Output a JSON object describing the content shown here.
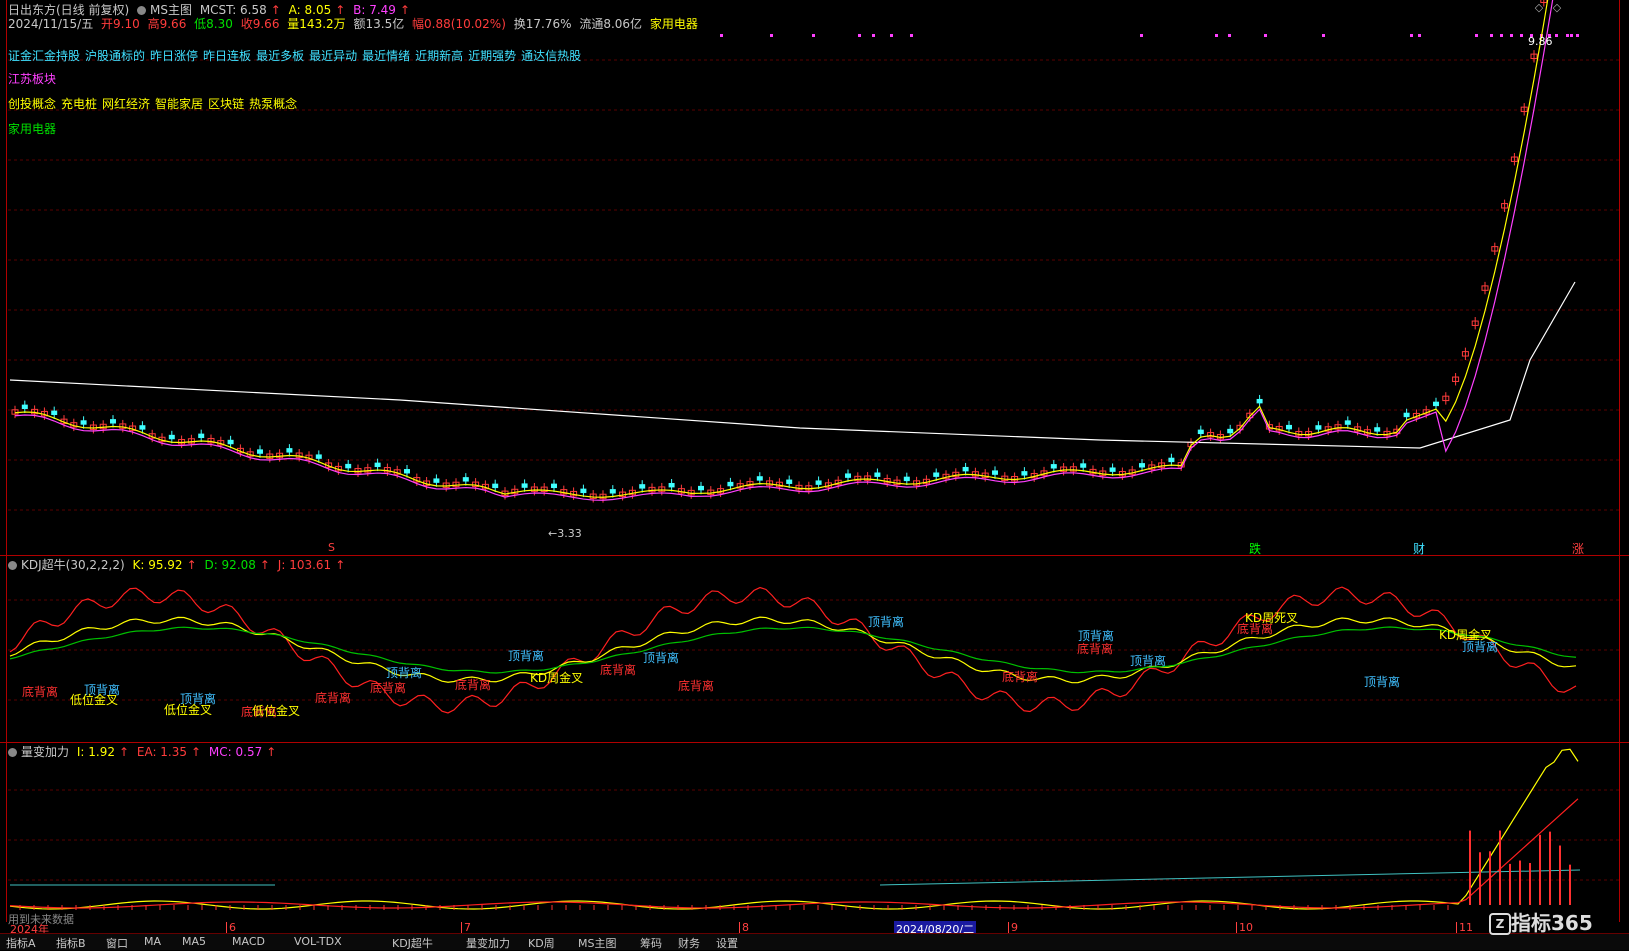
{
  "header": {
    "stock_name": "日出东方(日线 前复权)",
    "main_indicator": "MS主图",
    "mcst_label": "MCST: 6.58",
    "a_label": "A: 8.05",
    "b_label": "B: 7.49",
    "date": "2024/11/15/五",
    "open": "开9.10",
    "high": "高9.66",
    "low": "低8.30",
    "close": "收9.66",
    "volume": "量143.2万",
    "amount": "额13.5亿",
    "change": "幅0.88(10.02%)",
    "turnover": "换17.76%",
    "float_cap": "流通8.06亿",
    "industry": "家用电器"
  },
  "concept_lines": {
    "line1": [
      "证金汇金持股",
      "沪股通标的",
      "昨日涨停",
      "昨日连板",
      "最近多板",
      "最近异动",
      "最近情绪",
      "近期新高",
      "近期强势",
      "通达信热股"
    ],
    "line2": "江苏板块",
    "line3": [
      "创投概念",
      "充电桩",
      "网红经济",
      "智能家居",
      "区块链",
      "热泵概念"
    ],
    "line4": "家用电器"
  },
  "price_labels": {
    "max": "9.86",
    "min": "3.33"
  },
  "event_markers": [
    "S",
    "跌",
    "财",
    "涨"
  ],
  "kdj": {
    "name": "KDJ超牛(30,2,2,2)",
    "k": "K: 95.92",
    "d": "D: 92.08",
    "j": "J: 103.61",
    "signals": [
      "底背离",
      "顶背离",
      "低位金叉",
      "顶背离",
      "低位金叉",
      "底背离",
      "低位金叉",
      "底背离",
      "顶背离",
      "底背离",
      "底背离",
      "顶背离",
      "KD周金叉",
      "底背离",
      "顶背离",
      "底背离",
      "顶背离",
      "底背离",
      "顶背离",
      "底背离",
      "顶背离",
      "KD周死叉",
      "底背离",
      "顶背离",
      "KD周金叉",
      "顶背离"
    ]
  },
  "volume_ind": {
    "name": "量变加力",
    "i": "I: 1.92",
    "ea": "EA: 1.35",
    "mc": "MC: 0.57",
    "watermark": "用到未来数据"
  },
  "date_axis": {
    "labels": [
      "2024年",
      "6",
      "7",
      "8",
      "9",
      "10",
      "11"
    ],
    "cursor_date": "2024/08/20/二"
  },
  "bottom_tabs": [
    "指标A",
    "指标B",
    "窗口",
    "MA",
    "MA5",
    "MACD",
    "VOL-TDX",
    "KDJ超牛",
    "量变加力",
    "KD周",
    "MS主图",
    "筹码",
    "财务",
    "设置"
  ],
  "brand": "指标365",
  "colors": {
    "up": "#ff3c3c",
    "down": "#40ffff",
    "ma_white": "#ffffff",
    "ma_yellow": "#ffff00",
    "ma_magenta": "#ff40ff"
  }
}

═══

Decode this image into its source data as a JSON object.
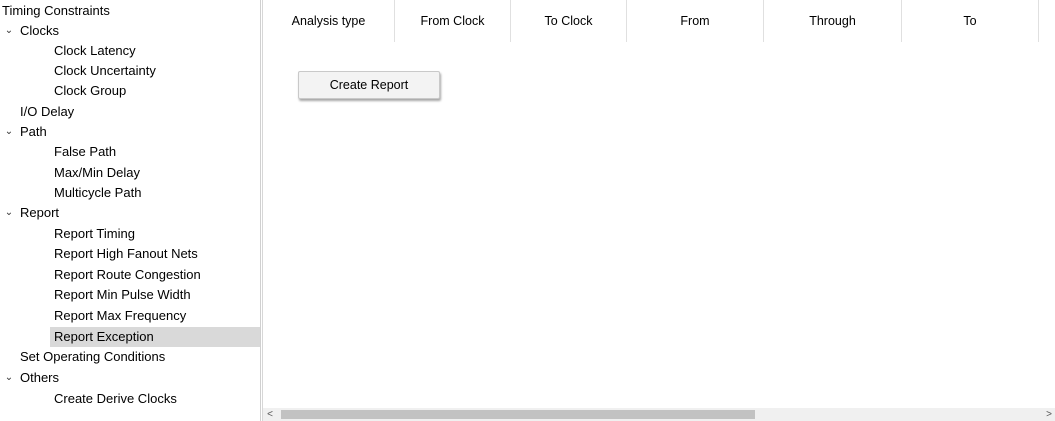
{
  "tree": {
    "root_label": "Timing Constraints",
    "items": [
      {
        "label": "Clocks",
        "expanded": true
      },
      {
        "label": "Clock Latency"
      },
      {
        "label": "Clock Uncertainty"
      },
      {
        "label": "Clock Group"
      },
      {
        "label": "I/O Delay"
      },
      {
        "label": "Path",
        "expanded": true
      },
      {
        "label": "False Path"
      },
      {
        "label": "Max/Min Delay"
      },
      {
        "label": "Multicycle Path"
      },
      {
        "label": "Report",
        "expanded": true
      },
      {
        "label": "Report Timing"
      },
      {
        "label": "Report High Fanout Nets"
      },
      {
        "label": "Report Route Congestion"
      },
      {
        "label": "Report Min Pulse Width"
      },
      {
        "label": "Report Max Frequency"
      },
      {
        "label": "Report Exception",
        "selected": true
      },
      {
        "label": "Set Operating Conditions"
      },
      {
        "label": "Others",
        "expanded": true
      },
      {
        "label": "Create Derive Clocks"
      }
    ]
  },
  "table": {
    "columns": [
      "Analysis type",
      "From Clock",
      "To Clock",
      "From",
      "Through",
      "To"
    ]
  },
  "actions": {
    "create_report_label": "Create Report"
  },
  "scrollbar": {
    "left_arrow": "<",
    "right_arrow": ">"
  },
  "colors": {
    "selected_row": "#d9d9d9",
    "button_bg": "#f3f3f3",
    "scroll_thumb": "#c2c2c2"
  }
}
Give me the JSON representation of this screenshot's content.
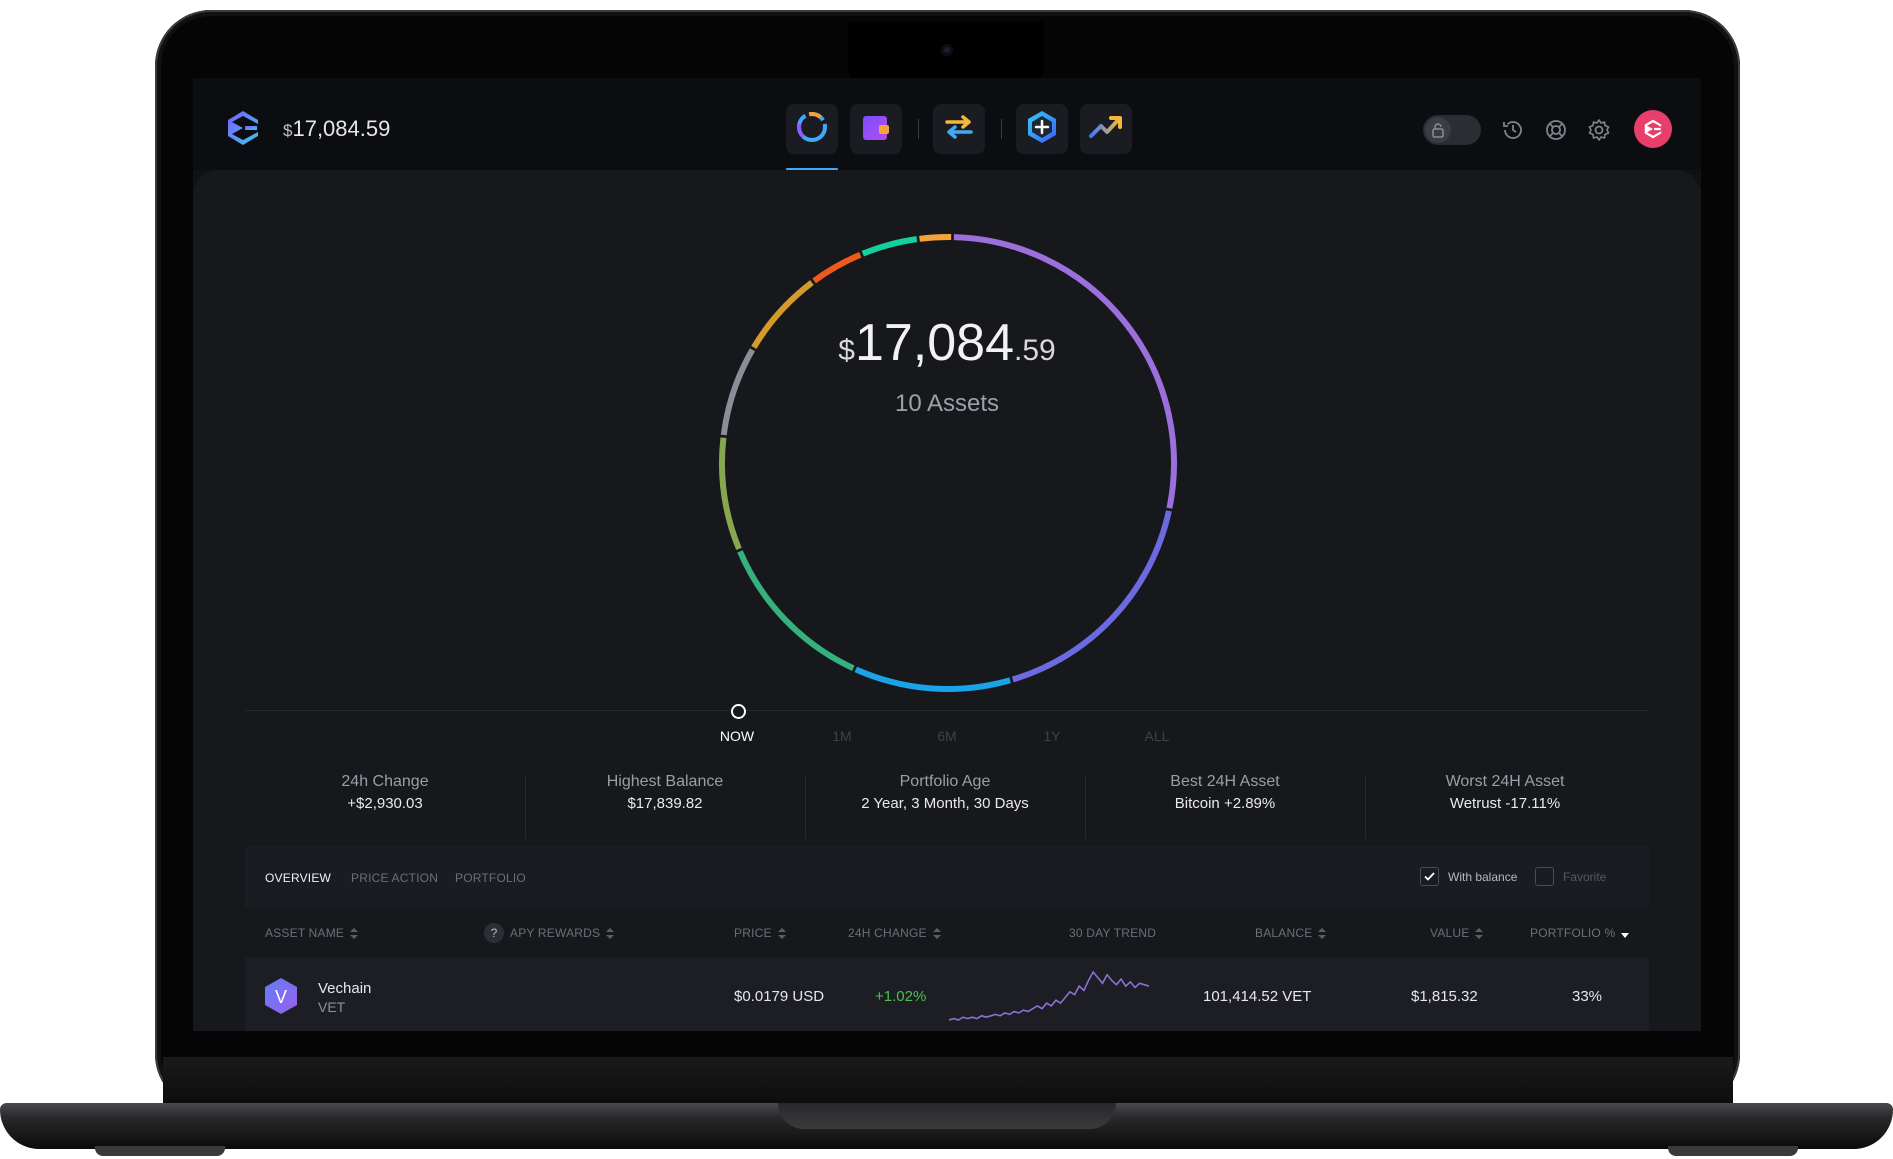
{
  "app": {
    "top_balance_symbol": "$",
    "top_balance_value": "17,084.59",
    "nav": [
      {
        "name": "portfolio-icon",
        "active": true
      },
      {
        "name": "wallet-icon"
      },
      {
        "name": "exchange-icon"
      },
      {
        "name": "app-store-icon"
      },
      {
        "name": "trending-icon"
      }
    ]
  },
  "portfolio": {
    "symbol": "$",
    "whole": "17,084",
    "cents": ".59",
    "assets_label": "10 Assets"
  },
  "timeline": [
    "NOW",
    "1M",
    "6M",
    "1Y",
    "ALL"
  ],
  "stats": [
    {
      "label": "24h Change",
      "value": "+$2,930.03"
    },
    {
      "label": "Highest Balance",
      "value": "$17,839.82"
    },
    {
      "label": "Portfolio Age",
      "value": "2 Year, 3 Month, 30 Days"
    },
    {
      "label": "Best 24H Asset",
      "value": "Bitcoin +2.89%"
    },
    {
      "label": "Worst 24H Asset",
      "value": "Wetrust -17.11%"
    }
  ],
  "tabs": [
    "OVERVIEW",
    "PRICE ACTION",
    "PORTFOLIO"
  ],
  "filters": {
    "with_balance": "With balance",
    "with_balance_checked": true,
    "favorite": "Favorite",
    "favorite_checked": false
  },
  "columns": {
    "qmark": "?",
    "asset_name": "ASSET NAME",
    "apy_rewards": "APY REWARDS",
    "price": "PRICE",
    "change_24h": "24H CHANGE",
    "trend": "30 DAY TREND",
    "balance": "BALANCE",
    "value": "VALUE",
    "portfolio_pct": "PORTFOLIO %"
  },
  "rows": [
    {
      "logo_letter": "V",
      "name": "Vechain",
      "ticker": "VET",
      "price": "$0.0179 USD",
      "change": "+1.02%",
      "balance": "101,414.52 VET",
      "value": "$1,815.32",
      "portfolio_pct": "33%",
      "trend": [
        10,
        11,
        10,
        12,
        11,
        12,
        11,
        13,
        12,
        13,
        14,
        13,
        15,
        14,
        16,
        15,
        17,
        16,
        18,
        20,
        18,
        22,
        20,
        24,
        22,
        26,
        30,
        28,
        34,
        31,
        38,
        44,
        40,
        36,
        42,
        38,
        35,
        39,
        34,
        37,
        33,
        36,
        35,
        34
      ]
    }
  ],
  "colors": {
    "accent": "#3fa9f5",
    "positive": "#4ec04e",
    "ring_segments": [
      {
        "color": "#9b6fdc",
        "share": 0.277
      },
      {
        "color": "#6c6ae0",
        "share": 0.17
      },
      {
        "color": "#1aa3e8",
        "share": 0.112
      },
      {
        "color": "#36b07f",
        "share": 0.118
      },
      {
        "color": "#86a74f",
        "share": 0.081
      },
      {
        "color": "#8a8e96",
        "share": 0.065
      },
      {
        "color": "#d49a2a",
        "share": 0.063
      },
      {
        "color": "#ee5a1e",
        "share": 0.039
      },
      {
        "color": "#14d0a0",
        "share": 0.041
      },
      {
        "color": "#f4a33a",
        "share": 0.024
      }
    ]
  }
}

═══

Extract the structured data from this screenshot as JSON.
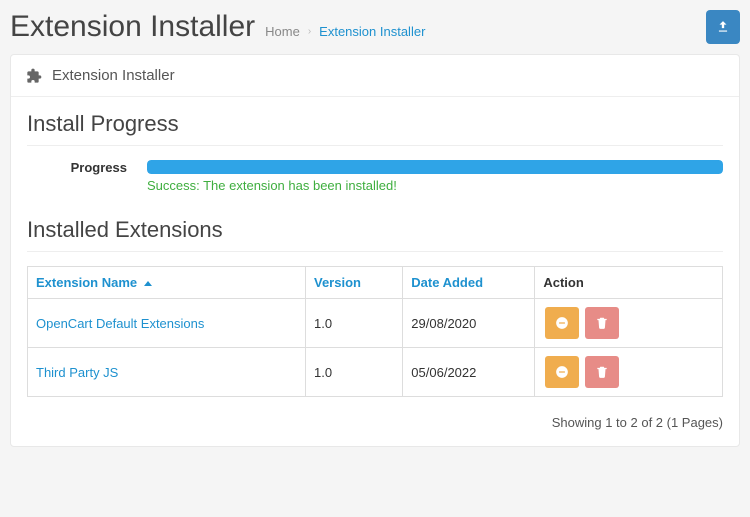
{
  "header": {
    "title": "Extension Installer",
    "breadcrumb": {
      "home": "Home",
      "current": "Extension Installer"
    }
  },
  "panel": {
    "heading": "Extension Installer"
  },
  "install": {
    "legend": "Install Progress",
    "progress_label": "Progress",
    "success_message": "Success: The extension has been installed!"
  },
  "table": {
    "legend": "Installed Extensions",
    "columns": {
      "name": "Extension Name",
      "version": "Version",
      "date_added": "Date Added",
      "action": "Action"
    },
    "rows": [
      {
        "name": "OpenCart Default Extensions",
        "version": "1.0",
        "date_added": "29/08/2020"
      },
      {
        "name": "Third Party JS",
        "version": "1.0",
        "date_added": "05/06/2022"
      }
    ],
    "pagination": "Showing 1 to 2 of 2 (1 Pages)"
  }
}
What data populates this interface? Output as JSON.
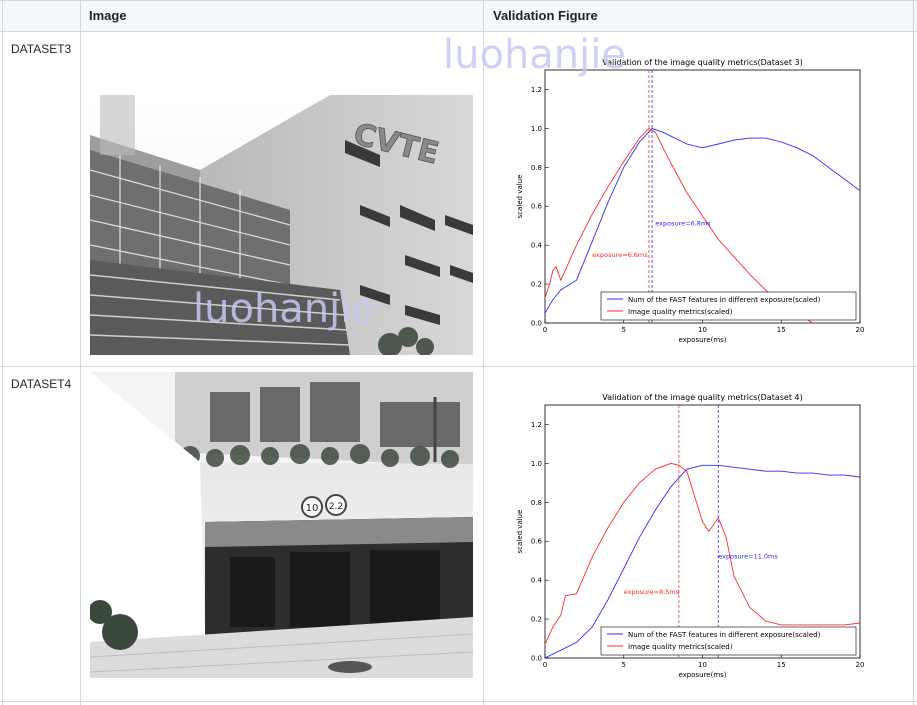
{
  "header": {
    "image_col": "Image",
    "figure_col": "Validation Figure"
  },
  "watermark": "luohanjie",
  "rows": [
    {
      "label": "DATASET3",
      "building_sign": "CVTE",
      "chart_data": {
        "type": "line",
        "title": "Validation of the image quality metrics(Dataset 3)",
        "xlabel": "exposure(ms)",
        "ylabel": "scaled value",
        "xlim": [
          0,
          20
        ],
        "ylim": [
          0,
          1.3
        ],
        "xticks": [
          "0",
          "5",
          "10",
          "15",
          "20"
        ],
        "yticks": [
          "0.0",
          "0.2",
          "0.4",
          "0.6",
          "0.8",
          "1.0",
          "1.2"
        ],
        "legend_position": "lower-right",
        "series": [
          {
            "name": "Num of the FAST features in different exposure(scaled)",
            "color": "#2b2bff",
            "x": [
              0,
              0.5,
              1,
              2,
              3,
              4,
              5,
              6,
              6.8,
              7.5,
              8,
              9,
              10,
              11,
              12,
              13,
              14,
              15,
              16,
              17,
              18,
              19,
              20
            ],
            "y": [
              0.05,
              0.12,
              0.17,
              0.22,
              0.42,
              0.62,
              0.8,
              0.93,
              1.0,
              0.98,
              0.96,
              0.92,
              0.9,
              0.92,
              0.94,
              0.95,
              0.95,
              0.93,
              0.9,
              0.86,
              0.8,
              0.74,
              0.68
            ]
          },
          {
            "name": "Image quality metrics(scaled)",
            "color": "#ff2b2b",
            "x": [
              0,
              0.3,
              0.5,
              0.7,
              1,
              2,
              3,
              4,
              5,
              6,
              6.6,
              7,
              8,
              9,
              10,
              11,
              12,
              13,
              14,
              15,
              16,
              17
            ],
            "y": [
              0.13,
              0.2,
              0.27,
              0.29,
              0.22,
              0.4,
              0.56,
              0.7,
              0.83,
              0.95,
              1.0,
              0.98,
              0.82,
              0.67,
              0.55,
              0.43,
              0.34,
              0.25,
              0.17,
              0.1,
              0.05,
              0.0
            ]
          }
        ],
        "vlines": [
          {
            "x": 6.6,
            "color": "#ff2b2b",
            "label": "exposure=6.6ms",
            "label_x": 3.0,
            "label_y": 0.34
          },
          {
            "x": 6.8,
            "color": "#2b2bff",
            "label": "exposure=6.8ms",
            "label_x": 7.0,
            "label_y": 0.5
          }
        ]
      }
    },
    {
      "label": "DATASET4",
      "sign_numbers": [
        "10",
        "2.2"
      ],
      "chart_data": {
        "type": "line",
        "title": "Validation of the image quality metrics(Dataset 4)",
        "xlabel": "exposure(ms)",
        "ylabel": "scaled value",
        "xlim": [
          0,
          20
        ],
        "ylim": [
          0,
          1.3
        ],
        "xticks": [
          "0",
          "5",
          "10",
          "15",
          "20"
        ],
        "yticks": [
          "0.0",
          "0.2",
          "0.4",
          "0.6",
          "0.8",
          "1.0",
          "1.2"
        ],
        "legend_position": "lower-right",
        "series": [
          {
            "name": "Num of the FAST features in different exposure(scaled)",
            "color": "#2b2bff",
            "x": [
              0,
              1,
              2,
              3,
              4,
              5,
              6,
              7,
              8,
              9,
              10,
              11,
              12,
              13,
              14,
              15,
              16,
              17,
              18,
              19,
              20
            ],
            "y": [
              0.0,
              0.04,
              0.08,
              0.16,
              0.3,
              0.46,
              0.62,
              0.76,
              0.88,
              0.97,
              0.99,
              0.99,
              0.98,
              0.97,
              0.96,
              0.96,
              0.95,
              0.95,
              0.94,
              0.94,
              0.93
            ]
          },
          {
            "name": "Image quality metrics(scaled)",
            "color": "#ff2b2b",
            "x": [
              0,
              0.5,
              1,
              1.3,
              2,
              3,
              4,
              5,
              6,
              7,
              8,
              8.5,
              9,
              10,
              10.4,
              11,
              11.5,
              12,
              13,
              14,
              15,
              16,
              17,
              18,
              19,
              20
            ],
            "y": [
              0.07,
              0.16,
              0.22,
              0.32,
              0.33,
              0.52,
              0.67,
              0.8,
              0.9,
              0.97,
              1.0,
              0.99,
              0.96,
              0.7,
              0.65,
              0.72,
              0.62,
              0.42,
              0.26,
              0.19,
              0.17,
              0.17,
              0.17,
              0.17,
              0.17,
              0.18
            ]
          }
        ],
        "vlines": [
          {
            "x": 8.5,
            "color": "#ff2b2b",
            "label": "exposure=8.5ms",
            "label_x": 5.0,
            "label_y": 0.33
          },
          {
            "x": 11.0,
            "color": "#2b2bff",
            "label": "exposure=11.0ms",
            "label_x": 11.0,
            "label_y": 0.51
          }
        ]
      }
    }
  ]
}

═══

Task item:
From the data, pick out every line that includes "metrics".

Solution for this task:
        "title": "Validation of the image quality metrics(Dataset 3)",
            "name": "Image quality metrics(scaled)",
        "title": "Validation of the image quality metrics(Dataset 4)",
            "name": "Image quality metrics(scaled)",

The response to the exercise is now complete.